Reviewed by Herb Levy (Überplay Games, 3-5 players, ages 10 and up, 45-60 minutes; $34.95) The Great Mongolian Desert is the setting as players, acting as heads of rival families, vie to become the most powerful by claiming various lands and raising camel caravans in Oasis, the newest Alan Moon/Aaron Weissblum release. Oasis comes with 100 wooden camels (20 each in red, blue, green, yellow ...
Read More
Reviewed by Herb Levy (Überplay, 3-5 players, ages 8 and up, 30 minutes; $19.95) Although many gamers adore games that are pure, totally stripped of theme (check out Abstract Heaven in this issue, for examples), there is no question that sometimes a theme can rescue a game from oblivion and grant it new life. The most recent example that proves the rule is Relationship Tightrope ...
Read More

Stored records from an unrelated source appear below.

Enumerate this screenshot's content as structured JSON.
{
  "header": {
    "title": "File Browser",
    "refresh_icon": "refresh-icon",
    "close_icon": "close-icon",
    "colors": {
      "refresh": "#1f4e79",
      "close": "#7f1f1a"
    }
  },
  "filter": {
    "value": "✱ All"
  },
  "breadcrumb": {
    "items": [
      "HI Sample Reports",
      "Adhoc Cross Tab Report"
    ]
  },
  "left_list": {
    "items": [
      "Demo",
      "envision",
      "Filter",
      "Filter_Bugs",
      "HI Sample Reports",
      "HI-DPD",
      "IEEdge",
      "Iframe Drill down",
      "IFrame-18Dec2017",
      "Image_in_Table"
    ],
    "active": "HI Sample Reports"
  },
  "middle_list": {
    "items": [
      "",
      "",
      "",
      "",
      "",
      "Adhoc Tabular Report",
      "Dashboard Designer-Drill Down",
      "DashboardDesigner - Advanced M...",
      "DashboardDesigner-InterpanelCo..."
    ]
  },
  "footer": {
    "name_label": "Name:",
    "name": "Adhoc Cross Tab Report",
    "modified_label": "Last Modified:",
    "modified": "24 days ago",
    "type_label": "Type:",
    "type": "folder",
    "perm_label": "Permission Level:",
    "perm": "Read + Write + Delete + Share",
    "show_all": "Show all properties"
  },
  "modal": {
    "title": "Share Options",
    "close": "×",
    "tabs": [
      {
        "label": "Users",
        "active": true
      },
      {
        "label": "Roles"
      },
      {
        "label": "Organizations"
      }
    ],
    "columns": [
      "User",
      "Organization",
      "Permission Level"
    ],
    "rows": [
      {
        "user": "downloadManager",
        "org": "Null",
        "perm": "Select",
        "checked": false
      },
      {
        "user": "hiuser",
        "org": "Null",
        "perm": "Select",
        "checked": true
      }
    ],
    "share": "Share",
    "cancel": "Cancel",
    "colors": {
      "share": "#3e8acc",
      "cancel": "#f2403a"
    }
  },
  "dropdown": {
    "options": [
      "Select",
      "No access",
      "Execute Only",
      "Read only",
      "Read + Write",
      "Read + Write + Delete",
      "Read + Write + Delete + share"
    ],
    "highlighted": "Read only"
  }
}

Reviewed by Herb Levy (Rio Grande Games/Alea, 2-4 players, ages 10 and up, 45-60 minutes; $24.95) Unlike other game authors, Andreas Seyfarth has not designed a truckload of games. But what he has created is impressive. He won German Game of the Year honors with Manhattan (Winter 1997 GA REPORT) and created the stellar "gamer's game", Puerto Rico (Spring 2002 GA REPORT). Now, he's revisited ...
Read More
Reviewed by Herb Levy (Days of Wonder, 2-5 players, ages 8 and up, 30-60 minutes; $39.95) Alan Moon has earned lots of recognition for his game designs. His Elfenland, for example, won German Game of the Year honors back in 1998. But Moon really shines at game development, in taking game ideas, mixing them together and adding that "something extra" to create a game greater ...
Read More
Reviewed by Greg J. Schloesser (Überplay, 3-6 players, ages 10 and up, 45 minutes; $24.95) This is another of the multitude of new Überplay releases that have hit the shores of the United States this year. The designer is Thomas Rauscher and from all appearances, this is his first published game. The game is set in 300 A.D., with the Polynesians setting sail to explore ...
Read More

If you enjoy games, then Gamers Alliance is right for you!